PW: Many of the recipes in Dessert University: More Than 300 Spectacular Recipes and Essential Lessons from White House Pastry Chef Roland Mesnier take calories into consideration. Is that because the White House family has requested healthy desserts?

I took that upon myself with Mrs. Rosalyn Carter, who hired me. I told her I intended to serve her a lot of low-calorie desserts without destroying the desserts. Some desserts cannot be low-calorie. The only way you can make it low-calorie is to serve a small portion. Like cheesecake. You're not going to do it with some lousy kind of cheese. You have to use a good cream cheese.

You've said that because of all the events occurring worldwide, there have been more working dinners and working lunches going on at the White House, and fewer state dinners. What does that mean for you as a pastry chef?

State dinners are a gala atmosphere where people have a great time. But working lunches and dinners are very serious. Usually the invited head of state is here for a very good reason, so the discussions are usually serious, and the atmosphere is not as light. Instead of having a dessert that is all out with a lot of decoration and a spectacular look, we'll tame it down. It's still going to be something elegant, but more serious. We do want to create something that will create smiles and comments.

Do you try to adapt the dessert to who will be eating it?

I will never try to reproduce a dessert from the visiting country; that would be a terrible mistake. But I like to follow the same flavor. Like if the country has a lot of exotic fruit, then I may go with a mango or coconut flavor. If the country is more European, I may go with coffee and chocolate, and maybe a little liqueur. We want to make them happy. I'm very much in tune with all the heads of state. We also have to watch out with diets and restrictions. If we have Israel, it must be kosher.

What kind of desserts does President Bush favor?

He likes very simple desserts, like cake and ice cream, angel food cake, carrot cake. President Bush does not like what we call frou frou dessert. He's a man, he's very straightforward. Mrs. Bush likes things more sophisticated if she has friends over. But we can marry those two styles together. We have to please everybody.

How about Clinton?

President Clinton was big on pies, good pies, chocolate cakes—he was allergic to chocolate, but that didn't stop him from eating chocolate. Mrs. Clinton enjoyed a good mocha cake.

You must have had a special relationship with the First Ladies during your time at the White House. Were any more hands-on than others?

Mrs. Reagan was really challenging, but I still thank her today. Because of her I expanded my repertoire tremendously. She was very particular about many things. I had to do a lot of research and make a lot of new recipes. She inspired me to research and research and research some more. I came to realize that Mrs. Reagan was a First Lady who would easily skip a main course to come to dessert. She had dessert at every meal. They were small, they were attractive, they were low-calorie. I realized most First Ladies liked desserts like that.

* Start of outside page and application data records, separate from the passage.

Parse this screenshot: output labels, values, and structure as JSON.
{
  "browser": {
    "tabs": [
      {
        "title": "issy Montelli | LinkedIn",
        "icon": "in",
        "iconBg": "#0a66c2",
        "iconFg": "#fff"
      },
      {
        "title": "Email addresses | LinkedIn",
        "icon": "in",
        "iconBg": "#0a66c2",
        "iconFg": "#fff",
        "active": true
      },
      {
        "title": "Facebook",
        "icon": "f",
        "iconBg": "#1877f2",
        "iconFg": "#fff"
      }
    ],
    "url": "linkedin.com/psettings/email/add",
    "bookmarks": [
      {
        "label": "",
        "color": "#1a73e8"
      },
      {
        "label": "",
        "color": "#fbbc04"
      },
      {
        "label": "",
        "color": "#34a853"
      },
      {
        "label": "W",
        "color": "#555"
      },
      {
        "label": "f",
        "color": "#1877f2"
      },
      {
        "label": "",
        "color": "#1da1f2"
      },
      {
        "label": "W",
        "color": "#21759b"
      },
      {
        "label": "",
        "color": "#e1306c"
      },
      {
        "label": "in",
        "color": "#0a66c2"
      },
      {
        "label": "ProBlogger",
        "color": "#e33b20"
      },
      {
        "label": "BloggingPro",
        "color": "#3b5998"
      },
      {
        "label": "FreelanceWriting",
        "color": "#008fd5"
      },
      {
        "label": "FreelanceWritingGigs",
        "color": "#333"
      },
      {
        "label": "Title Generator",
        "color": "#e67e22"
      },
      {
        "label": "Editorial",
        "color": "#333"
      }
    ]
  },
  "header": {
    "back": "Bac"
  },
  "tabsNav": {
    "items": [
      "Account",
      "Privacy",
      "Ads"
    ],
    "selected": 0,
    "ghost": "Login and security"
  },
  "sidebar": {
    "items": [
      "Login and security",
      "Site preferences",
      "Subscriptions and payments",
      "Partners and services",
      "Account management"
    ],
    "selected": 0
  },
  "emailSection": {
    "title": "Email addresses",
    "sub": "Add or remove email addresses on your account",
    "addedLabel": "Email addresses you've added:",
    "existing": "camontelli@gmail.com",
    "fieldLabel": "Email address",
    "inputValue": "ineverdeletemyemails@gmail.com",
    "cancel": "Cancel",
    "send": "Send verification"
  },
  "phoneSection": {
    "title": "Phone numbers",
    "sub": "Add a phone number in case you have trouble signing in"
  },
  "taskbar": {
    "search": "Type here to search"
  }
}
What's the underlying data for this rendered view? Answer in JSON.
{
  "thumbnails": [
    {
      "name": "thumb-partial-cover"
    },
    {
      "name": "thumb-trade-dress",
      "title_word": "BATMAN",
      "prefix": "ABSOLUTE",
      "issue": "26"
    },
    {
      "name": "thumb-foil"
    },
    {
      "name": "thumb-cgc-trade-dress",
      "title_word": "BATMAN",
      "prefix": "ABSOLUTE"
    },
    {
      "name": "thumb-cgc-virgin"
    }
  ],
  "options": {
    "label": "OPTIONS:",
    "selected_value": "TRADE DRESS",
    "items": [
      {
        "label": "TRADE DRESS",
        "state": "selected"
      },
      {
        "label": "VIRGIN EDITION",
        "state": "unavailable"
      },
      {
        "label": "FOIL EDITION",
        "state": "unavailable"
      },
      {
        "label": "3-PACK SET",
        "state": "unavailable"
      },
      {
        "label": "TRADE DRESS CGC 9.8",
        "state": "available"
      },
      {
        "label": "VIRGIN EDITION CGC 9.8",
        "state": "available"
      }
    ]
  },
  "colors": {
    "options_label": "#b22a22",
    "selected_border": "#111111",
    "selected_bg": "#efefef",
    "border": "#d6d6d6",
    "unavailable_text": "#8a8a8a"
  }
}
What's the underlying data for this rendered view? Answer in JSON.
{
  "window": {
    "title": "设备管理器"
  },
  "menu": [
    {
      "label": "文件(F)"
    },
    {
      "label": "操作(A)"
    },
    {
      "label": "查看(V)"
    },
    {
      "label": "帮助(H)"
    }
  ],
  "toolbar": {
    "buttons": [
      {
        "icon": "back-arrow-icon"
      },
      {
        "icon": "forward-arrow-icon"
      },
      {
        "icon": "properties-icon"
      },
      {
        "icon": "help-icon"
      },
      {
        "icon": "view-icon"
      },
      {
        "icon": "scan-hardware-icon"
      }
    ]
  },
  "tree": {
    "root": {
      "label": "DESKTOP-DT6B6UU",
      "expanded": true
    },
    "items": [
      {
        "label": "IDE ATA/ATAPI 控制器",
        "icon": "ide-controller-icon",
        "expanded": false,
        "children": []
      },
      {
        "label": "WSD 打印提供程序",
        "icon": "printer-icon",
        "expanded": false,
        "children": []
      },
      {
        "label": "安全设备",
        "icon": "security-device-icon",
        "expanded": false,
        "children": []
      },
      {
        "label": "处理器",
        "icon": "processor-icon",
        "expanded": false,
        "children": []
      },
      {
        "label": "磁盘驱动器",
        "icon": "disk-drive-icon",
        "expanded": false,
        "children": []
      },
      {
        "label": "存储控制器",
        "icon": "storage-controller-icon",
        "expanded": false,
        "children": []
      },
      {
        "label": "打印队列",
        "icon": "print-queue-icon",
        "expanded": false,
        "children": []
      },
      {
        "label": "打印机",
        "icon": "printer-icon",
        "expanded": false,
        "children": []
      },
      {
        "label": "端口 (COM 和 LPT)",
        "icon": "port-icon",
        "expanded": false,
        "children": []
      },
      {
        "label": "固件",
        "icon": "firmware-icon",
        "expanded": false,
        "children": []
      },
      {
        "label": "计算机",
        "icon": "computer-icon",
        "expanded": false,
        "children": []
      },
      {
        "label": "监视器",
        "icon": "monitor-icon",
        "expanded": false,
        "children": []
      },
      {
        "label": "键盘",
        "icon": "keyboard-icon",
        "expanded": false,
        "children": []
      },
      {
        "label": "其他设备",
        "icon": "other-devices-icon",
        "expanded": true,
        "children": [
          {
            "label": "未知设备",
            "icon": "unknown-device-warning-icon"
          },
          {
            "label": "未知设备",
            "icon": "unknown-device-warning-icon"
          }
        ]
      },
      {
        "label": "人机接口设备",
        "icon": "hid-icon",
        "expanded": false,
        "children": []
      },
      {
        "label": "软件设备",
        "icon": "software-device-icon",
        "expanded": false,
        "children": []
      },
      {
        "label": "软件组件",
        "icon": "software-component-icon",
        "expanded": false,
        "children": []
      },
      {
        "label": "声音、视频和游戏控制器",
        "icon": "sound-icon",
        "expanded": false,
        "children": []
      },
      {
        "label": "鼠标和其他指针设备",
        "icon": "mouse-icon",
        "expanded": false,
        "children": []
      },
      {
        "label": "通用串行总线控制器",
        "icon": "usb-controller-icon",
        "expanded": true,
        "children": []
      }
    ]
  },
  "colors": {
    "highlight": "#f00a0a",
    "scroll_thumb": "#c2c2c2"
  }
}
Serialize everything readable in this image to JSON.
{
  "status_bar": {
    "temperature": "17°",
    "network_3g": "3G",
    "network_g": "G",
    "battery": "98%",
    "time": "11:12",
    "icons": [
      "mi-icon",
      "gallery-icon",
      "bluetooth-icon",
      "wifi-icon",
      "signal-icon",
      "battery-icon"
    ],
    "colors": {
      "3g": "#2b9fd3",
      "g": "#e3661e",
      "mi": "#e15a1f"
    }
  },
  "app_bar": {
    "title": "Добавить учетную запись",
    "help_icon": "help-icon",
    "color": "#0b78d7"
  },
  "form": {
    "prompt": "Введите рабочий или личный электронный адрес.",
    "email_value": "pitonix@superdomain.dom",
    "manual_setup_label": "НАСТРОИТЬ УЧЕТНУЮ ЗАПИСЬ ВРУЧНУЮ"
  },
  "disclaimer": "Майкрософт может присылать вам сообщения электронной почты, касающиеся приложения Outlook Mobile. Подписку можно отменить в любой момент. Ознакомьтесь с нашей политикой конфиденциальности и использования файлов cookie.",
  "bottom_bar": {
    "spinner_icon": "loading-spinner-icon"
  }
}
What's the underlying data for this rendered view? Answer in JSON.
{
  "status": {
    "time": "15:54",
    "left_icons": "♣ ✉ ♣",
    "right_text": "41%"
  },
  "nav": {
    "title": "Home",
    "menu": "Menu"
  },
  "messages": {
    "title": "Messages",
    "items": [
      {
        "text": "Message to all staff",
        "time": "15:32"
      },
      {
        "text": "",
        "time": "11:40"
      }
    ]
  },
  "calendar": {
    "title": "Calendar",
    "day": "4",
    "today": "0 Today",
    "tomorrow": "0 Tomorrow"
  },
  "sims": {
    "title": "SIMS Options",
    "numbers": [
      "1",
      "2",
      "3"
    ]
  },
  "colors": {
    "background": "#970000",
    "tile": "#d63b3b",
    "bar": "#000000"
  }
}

You write, "U.S. Presidents and heads of state went crazy for" your Silky Chocolate Cream Pie. Why?

It's loaded with calories. You have to throw a few curveballs in there to make things interesting. I wanted to say, okay, we'll do some low-calorie, but heads of state are like everybody else, and they like things that are loaded with calories. I've done that pie with every administration and every administration has embraced it with open arms. Good ingredients will always be a winner.